9.2. Standard bridi form: cu

The following cmavo is discussed in this section:



prefixed selbri separator

The most usual way of constructing a bridi from a selbri such as klama and an appropriate number of sumti is to place the sumti intended for the x1 place before the selbri, and all the other sumti in order after the selbri, thus:

Example 9.1. 

mi cu klama la bastn. la .atlantas.
I go to-that-named Boston from-that-named Atlanta
le dargu le karce
via-the road using-the car.

Here the sumti are assigned to the places as follows:

x1 agent mi
x2 destination la bastn.
x3 origin la .atlantas.
x4 route le dargu
x5 means le karce

(Note: Many of the examples in the rest of this chapter will turn out to have the same meaning as Example 9.1; this fact will not be reiterated.)

This ordering, with the x1 place before the selbri and all other places in natural order after the selbri, is called standard bridi form, and is found in the bulk of Lojban bridi, whether used in main sentences or in subordinate clauses. However, many other forms are possible, such as:

Example 9.2. 

mi la bastn. la .atlantas.
I, to-that-named Boston from-that-named Atlanta
le dargu le karce cu klama
via-the road using-the car, go.

Here the selbri is at the end; all the sumti are placed before it. However, the same order is maintained.

Similarly, we may split up the sumti, putting some before the selbri and others after it:

Example 9.3. 

mi la bastn. cu klama la .atlantas.
I to-that-named Boston go from-that-named Atlanta
le dargu le karce
via-the road using-the car.

All of the variant forms in this section and following sections can be used to place emphasis on the part or parts which have been moved out of their standard places. Thus, Example 9.2 places emphasis on the selbri (because it is at the end); Example 9.3 emphasizes la bastn., because it has been moved before the selbri. Moving more than one component may dilute this emphasis. It is permitted, but no stylistic significance has yet been established for drastic reordering.

In all these examples, the cmavo cu (belonging to selma'o CU) is used to separate the selbri from any preceding sumti. It is never absolutely necessary to use cu. However, providing it helps the reader or listener to locate the selbri quickly, and may make it possible to place a complex sumti just before the selbri, allowing the speaker to omit elidable terminators, possibly a whole stream of them, that would otherwise be necessary.

The general rule, then, is that the selbri may occur anywhere in the bridi as long as the sumti maintain their order. The only exception (and it is an important one) is that if the selbri appears first, the x1 sumti is taken to have been omitted:

Example 9.4. 

klama la bastn.
A-goer to-that-named Boston
Goes to-Boston
la .atlantas.
from-that-named Atlanta
le dargu
via-the road
via-the road
le karce
using-the car.
using-the car.

Look: a goer to Boston from Atlanta via the road using the car!

Here the x1 place is empty: the listener must guess from context who is going to Boston.
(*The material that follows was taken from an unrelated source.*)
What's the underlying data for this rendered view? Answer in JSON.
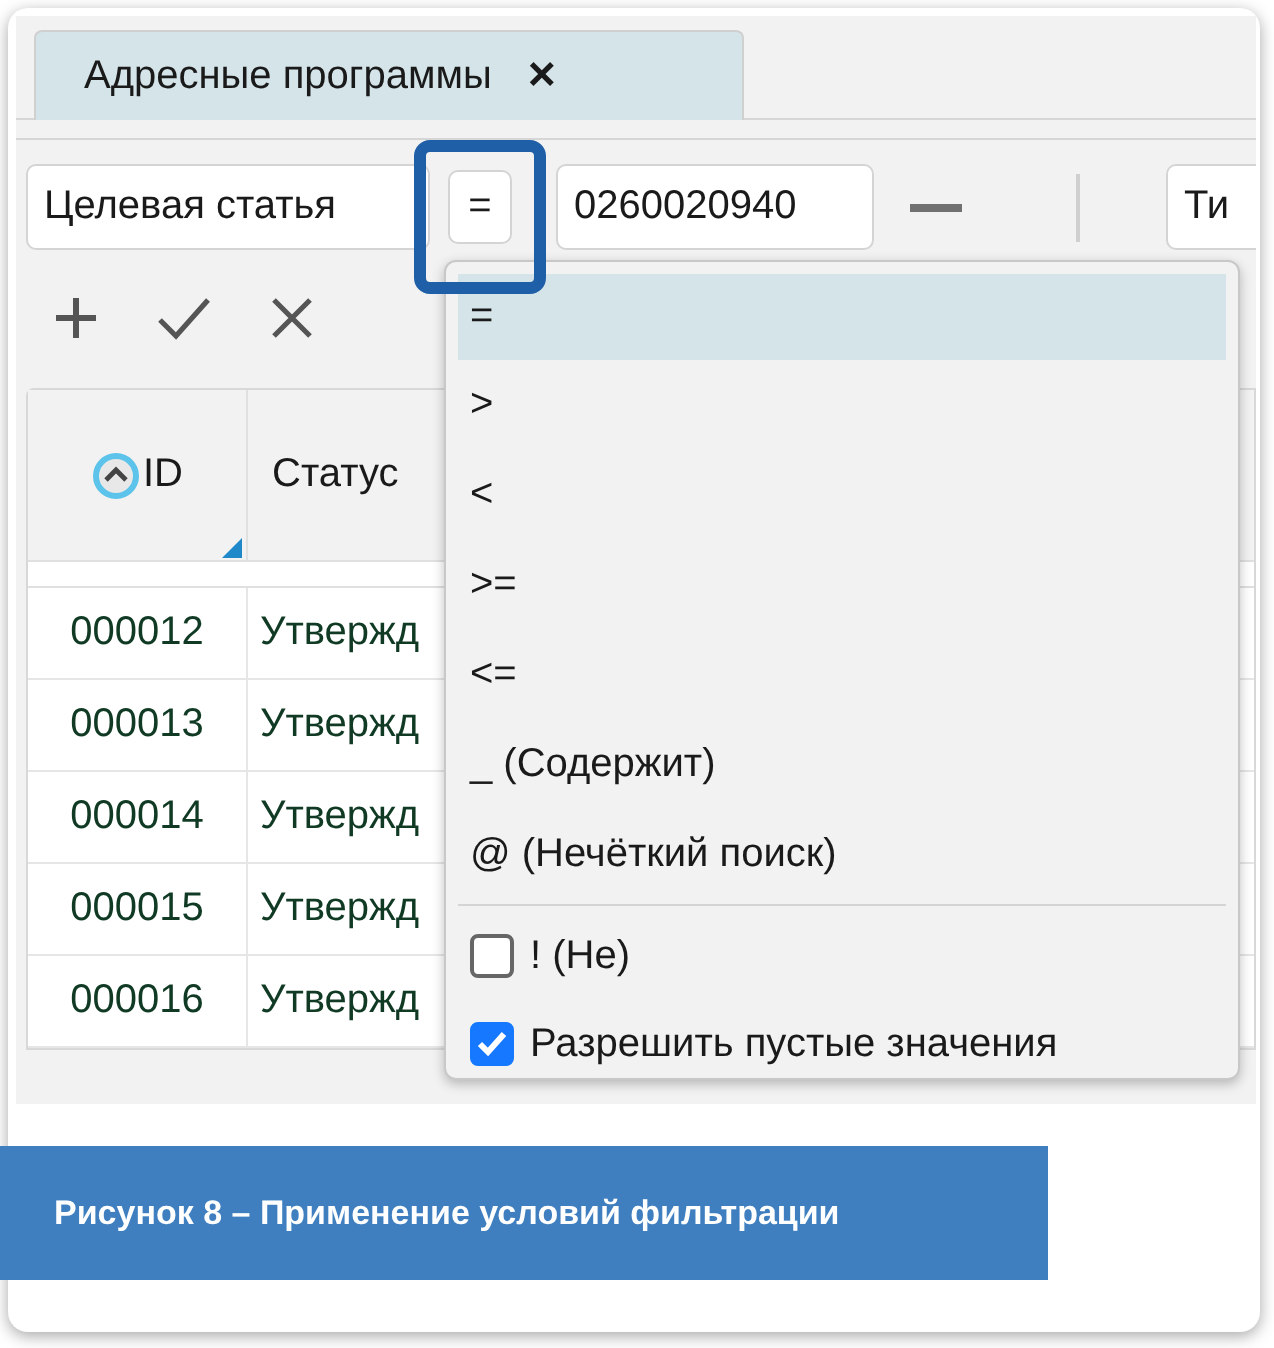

In Example 9.4, klama is glossed a goer rather than go because Go at the beginning of an English sentence would suggest a command: Go to Boston!. Example 9.4 is not a command, simply a normal statement with the x1 place unspecified, causing the emphasis to fall on the selbri klama. Such a bridi, with empty x1, is called an observative, because it usually calls on the listener to observe something in the environment which would belong in the x1 place. The third translation above shows this observative nature. Sometimes it is the relationship itself which the listener is asked to observe.

(There is a way to both provide a sumti for the x1 place and put the selbri first in the bridi: see Example 9.14.)

Suppose the speaker desires to omit a place other than the x1 place? (Presumably it is obvious or, for one reason or another, not worth saying.) Places at the end may simply be dropped:

Example 9.5. 

mi klama la bastn. la .atlantas.

I go to-Boston from-Atlanta (via an unspecified route, using an unspecified means).

Example 9.5 has empty x4 and x5 places: the speaker does not specify the route or the means of transport. However, simple omission will not work for a place when the places around it are to be specified: in

Example 9.6. 

mi klama la bastn. la .atlantas. le karce
I go to-that-named Boston from-that-named Atlanta via-the car.

le karce occupies the x4 place, and therefore Example 9.6 means:

I go to Boston from Atlanta, using the car as a route.

This is nonsense, since a car cannot be a route. What the speaker presumably meant is expressed by:

Example 9.7. 

mi klama la bastn. la .atlantas.
I go to-that-named Boston from-that-named Atlanta
zo'e le karce
via-something-unspecified using-the car.

Here the sumti cmavo zo'e is used to explicitly fill the x4 place; zo'e means the unspecified thing and has the same meaning as leaving the place empty: the listener must infer the correct meaning from context.